“We are planning to establish a regional climate centre for the mountains region and it will be providing advices not only to India but also to the entire region in the Himalayas,” he said.

The RCC is likely to come up in Delhi, Mohapatra later told the PTI. The RCC will provide weather-related services specially for the farmers and tribes residing there. He added that Himansh, the country’s remote and high altitude research centre, established in 2016, will also undertake weather research activities in the Himalayas. Mohapatra said a lot of initiatives have been taken by the Ministry of Earth Sciences and IMD for augmentation of observational network with deployment of doppler radars and automated weather stations and with the development of region specific numerical models and application activities with improvement in forecast activities and warning services. He said the disasters in the mountainous regions play a dominant role in deciding socio-economic activities.
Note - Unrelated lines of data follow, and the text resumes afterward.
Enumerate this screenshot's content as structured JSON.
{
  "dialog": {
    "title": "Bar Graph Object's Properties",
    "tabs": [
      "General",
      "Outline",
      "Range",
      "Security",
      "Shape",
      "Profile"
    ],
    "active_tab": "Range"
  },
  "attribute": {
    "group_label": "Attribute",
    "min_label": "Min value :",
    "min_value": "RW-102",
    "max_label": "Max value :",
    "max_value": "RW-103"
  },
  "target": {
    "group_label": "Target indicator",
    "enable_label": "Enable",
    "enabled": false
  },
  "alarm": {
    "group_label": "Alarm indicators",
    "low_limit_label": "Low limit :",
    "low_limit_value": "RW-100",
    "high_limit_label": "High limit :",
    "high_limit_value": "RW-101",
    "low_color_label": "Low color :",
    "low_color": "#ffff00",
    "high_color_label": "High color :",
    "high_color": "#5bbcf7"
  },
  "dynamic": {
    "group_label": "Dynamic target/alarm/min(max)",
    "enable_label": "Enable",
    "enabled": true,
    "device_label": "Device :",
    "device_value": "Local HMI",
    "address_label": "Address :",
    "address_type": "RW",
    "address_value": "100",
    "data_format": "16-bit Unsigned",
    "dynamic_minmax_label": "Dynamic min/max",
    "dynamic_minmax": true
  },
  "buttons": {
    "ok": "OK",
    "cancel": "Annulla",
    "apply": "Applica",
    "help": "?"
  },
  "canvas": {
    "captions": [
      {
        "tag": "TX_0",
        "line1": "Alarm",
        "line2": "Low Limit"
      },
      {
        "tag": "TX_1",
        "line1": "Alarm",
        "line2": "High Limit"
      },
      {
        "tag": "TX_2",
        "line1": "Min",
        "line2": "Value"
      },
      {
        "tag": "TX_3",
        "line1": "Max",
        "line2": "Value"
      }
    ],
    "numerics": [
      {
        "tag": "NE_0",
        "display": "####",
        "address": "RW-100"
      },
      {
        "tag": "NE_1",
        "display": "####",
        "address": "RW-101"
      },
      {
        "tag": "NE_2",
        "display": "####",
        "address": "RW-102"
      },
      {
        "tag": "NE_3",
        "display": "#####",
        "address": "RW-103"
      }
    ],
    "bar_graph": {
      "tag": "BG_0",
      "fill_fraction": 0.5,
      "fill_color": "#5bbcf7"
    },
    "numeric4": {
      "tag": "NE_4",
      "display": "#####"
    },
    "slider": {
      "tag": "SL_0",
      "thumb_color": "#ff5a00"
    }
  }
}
Mohapatra said natural calamities in Himalayas like the earthquakes are well-recognised — the heavy rainfall leading to cloud bursts and also many other phenomena that affect the local agriculture, local industry, local bio-system, local lives. “We also have various types of disaster phenomenon in other hill ranges like western and eastern ghats. In the recent times, we all have witnessed that because of the monsoon rains, how the landslides, which have generally realised in the Himalayan ranges or the northeast states… how disastrous landslides have been realised in Karnataka and Kerala states,” Mohapatra said.

He added that similar landslides have taken place when cyclones have crossed Odisha and Andhra Pradesh.

Wildlife & Biodiversity

Rare Himalayan Serow spotted in Spiti

Himalayan Serow, a goat antelope, was sighted and captured in a camera by the state wildlife wing for the first time in Spiti valley today.

byDipender Manta

Himalayan Serow, a goat antelope, was sighted and captured in a camera by the state wildlife wing for the first time in Spiti valley today.

The near-threatened Himalayan Serow had almost disappeared from the cold desert. It was today spotted at Hurling village in Spiti valley of Lahaul-Spiti district, much to the delight of wildlife officials. The officials have captured the movement of this rare animal in the camera near a stream where it was grazing. It fled soon after sensing human movement.

Himalayan Serow is included under the Wildlife Protection Act, 1972, and its hunting is prohibited. It is also listed among the endangered species by the International Union for Conservation for Nature. An official said it was an extremely shy animal and its habitat was dense forests. Only in winter its sighting was possible when it migrated to lower elevations, he said.

Archana Sharma, Principal Chief Conservator, Wildlife Department, congratulated the officials and directed them to ensure the protection of this rare animal. She said Himalayan Serow was earlier spotted at Great Himalayan National Park, Kullu, and in Chamba district. She said the wildlife officials at Kaza had been asked to keep a tight vigil as hunting increased during winters when wild animals descended into lower regions due to heavy snow in higher reaches.